Criminal Justice Bill
Lord Goldsmith (Attorney General, Law Officers' Department; Labour)
It may be helpful to say a few words about Clause 78 and what it covers in order to put the amendment in context. Clause 78 allows the police to reinvestigate an acquitted person in respect of the qualifying offence of which he has been acquitted only with the consent of the Director of Public Prosecutions.
The DPP must consider in giving his consent—subsections (4), (5) and (6)—whether the person's acquittal acts as a bar to a retrial before giving his consent to reinvestigate. He must not give his consent unless he is satisfied that—subsection (6)—as a result of the investigations there is, or is likely to be, sufficient new evidence to warrant the conduct of the investigation and that it is in the public interest for the investigation to proceed.

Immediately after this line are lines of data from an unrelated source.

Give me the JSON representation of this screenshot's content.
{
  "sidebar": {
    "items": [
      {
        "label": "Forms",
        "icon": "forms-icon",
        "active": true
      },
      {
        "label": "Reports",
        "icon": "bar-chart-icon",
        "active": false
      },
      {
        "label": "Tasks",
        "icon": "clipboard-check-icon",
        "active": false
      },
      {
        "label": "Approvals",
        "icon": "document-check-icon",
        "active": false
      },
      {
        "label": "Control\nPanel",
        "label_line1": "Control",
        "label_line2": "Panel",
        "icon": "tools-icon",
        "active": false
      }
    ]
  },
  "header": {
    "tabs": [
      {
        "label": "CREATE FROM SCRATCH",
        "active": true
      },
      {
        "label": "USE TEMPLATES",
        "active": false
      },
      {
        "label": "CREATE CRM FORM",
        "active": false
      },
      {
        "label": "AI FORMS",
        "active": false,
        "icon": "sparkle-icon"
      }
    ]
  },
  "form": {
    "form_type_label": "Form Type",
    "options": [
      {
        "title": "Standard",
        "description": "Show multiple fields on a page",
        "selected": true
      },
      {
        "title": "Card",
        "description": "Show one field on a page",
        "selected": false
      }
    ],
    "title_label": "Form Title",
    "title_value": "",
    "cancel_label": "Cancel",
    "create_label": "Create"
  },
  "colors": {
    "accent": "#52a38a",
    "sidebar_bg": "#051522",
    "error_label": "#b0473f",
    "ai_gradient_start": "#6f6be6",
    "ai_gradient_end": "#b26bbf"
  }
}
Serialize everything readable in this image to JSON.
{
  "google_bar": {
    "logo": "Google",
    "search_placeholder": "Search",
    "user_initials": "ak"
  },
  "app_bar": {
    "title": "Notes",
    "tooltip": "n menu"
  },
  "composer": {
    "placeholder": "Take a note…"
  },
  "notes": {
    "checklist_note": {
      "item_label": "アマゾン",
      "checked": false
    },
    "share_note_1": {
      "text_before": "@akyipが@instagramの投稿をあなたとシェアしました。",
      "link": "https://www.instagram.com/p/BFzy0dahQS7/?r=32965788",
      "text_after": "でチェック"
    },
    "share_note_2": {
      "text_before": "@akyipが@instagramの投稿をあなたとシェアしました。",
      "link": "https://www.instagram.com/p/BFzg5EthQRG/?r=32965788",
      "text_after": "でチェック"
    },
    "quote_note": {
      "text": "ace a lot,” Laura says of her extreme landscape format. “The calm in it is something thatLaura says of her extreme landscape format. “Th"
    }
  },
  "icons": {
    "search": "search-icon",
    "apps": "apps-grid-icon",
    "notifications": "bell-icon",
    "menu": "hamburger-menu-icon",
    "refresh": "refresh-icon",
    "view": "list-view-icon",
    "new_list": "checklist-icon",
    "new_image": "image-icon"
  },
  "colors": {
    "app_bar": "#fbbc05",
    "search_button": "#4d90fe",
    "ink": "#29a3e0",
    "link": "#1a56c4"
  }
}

The steps which therefore require consent are set out in subsection (3)—the arrest or questioning of the acquitted person; a search of him or his premises; a search of a vehicle owned by him; a seizure of anything; or taking his fingerprints or a sample from him. The application itself is subject to the further safeguard that the application must be made—subsection (4)—by an officer who, if we are talking about the Metropolitan Police or the City of London Police, is of the rank of commander or above, and in any other case of an assistant chief constable.
Those safeguards appear to us to be very substantial. They come of course before the safeguard of the requirement that there is ultimately an application by the DPP that he has considered the case personally and which is accepted by the Court of Appeal. We do not see—and are not persuaded to accept the amendment therefore—the necessity and the desirability of adding an additional requirement that the DPP should have to seek the leave of a Crown Court judge.